Obtuse yet protean, James in Chicago is a complex anti-hero capable of anything, hence, very compelling. For the intrepid Brown Bombers—his Chicago street gang while still in high school—the stresses of fight, flight, and crime are relentless. After dropping out of high school, his tireless work ethic and good looks fuel his meteoric success as a small time racketeer. Amoral yet sentimental, salacious yet artistic, by twenty five he is rich, running for his life from more powerful and murderously efficient racketeers, and grateful to surrender his entire bankroll to stowaway aboard a cargo ship going anywhere, only to be pitched overboard to drift with the incoming tide off Salvador, without a pause in the ship’s course further south. That opening two-thirds of the novel is fast-paced with riveting action scenes, and it rewards rereading for its subtly interwoven foreshadowings of the novel’s spiritual outcome.
The final third of the novel is more contemplative. The current of narrative slows yet deepens and widens as James/Zhamess penetrates the closed worlds of the favela and Brazilian Candomblé, learns the history of the transatlantic slave trade which he never learned in Chicago schools, and rediscovers his lost identity as the prodigal son of Yemenja, orixa of rivers and the “Ocean sea:” whereupon, he commits himself to the itinerant mission of bearing witness, throughout the shores of the Atlantic, to the homecoming of Candomblé to Dahomey, to his own homecoming, and to the redemptive life force suffusing all descendents of the African slave diaspora.

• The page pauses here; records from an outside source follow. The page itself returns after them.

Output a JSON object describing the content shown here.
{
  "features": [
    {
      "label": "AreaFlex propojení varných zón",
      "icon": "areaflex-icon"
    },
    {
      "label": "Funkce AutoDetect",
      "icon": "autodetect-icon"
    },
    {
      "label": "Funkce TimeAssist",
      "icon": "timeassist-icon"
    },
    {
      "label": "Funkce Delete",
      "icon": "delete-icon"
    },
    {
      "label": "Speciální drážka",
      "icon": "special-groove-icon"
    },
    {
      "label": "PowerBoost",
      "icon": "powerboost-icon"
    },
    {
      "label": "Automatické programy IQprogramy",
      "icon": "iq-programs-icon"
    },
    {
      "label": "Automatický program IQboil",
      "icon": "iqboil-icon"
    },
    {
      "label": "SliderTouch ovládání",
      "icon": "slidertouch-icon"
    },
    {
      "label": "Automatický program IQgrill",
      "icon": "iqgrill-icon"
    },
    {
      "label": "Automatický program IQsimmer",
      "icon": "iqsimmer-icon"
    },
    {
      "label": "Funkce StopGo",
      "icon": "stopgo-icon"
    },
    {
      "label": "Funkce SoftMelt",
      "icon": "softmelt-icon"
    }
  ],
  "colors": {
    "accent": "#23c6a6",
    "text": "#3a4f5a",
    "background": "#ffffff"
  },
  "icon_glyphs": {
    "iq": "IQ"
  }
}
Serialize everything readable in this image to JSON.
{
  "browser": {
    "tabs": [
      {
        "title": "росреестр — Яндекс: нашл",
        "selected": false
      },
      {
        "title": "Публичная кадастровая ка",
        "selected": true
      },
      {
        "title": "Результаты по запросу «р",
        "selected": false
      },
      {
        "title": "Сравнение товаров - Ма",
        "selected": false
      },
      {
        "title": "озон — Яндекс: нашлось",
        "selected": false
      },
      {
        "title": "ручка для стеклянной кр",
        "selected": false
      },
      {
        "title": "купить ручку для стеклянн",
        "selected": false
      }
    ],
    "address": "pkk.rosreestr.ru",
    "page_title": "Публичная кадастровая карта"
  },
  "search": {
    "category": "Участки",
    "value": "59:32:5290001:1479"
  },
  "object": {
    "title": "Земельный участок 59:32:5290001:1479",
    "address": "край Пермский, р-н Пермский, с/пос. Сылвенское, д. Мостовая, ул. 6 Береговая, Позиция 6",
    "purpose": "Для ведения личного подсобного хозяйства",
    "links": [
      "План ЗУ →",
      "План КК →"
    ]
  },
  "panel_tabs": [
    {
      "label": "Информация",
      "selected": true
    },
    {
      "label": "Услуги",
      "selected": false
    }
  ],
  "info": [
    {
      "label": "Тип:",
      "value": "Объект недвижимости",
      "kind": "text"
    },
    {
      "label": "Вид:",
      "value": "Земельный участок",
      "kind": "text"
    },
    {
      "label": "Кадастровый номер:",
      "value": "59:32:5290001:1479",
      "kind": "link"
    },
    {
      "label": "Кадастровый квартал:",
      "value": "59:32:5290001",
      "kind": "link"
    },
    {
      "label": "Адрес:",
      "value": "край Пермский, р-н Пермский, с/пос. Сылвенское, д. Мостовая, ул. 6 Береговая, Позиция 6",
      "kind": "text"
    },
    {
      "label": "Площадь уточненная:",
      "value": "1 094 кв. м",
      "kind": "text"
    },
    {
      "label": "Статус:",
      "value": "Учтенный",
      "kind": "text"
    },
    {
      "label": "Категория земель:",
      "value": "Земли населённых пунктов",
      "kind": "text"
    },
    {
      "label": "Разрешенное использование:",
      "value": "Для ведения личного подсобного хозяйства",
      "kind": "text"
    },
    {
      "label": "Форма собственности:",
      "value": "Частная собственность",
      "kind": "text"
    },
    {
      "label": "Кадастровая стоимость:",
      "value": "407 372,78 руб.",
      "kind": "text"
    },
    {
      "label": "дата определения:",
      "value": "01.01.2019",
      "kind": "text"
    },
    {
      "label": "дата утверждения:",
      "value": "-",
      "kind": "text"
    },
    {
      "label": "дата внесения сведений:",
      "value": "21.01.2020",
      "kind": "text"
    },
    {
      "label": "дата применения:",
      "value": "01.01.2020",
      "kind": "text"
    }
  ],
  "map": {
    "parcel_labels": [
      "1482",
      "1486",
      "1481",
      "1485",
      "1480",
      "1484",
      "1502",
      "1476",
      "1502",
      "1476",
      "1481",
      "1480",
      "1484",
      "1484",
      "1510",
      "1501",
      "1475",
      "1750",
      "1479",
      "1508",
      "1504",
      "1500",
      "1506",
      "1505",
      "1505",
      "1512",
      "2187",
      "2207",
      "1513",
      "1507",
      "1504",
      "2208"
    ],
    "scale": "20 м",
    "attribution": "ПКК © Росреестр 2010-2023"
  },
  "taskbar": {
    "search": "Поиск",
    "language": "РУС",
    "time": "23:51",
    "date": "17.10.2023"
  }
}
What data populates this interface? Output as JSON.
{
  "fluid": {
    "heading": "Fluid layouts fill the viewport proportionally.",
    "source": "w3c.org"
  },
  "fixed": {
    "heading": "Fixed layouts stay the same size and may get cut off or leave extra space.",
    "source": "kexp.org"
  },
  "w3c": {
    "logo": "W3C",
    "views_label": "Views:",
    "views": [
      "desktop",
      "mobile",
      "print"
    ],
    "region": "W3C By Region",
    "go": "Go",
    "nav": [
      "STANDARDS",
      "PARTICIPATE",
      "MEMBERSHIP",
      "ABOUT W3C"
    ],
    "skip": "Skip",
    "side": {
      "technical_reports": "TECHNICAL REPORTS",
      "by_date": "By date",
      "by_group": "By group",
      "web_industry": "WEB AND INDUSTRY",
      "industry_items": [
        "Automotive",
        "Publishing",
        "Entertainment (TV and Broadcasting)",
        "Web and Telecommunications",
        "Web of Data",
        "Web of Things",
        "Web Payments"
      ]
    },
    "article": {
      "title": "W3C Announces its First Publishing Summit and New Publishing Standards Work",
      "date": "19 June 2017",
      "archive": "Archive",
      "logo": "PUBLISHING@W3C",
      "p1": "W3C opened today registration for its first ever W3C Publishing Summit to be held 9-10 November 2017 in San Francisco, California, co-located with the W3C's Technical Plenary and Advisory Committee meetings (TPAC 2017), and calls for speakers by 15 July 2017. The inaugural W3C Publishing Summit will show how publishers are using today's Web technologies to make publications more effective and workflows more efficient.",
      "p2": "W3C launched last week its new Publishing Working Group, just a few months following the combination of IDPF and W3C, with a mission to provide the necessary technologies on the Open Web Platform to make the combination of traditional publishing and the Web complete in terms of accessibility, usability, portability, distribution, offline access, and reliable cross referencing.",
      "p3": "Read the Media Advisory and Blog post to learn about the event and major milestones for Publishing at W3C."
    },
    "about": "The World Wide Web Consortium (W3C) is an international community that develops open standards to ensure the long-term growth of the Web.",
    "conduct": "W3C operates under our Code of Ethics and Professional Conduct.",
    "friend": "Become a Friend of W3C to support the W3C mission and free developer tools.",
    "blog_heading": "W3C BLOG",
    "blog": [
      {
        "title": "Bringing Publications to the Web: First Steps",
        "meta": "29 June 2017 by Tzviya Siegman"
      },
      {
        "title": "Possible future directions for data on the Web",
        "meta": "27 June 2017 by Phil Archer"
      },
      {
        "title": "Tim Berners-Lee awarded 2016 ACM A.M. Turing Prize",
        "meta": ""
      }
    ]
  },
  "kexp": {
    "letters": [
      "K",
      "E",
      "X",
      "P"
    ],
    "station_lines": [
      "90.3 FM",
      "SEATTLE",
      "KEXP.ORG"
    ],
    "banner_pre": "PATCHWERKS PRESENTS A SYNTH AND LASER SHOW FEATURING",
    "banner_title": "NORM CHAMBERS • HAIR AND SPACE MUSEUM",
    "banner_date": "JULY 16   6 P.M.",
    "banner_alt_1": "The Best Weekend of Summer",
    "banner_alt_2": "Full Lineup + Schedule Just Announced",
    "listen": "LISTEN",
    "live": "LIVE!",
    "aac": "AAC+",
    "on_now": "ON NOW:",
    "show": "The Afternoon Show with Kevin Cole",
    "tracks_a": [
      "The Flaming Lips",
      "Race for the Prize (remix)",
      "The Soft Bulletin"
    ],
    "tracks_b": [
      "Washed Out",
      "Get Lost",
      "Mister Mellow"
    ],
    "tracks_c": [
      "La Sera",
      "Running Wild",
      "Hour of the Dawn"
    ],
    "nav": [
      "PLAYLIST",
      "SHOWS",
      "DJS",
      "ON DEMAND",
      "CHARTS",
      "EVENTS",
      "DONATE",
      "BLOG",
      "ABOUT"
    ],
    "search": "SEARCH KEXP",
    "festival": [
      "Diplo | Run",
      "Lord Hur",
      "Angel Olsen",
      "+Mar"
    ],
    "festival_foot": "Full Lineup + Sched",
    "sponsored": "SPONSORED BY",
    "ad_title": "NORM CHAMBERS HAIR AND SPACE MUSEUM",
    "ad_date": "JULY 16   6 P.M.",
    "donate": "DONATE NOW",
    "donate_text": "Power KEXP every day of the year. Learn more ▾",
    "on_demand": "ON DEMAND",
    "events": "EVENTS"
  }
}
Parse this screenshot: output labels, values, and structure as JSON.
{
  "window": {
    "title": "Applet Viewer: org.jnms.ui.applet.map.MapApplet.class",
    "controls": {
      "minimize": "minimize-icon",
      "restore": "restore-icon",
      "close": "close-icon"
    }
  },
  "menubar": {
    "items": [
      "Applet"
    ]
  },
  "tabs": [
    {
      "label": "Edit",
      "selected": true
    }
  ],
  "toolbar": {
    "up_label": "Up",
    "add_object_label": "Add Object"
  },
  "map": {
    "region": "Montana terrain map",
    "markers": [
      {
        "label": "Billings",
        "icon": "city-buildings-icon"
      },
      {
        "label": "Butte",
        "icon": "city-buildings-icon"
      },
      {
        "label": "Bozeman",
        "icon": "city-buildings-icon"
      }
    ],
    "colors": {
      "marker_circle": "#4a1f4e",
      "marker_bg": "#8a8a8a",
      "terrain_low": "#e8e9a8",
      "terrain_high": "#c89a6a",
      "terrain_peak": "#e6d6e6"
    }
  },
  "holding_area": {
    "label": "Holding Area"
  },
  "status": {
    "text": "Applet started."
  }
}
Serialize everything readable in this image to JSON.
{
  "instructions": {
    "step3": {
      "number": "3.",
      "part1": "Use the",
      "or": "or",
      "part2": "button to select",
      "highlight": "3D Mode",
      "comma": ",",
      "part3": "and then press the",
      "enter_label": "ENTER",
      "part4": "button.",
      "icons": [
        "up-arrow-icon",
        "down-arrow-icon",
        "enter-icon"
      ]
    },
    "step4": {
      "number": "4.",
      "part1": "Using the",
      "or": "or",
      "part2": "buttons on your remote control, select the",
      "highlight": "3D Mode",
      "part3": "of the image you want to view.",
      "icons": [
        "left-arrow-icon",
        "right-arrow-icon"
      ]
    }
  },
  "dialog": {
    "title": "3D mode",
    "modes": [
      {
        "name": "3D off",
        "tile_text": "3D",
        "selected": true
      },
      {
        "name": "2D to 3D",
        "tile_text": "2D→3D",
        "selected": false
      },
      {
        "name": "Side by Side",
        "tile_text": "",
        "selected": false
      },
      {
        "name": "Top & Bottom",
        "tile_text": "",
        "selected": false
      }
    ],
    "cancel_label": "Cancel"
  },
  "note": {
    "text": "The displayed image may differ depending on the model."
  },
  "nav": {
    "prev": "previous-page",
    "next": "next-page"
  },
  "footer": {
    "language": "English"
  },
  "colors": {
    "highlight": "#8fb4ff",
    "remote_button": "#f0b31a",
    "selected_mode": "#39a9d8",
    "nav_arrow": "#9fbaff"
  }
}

The novel’s epiphany illuminates not only that pan-Atlantic axé or life force but also North and South American prodigals’ widely varying degrees of awareness. At one extreme of awareness is James in Chicago. Before his transformation, he is even more oblivious of his exile than the Wolf Pack of the favela and no less a product of his sordid, urban, North American environment than Bigger Thomas of Richard Wright’s Native Son. At the opposite extreme, the priests and priestesses of Brazilian Candomblé yearn homeward to Dahomey, having prepared for generations to return and be recognized as offspring of Yoruba theology. Hence, the necessary first leg of James’s Atlantic odyssey is from Chicago to Salvador, where he transforms into Zhamess in preparation for his enlightened voyage home to Africa, not to stay, but to reclaim his heritage and highest purpose.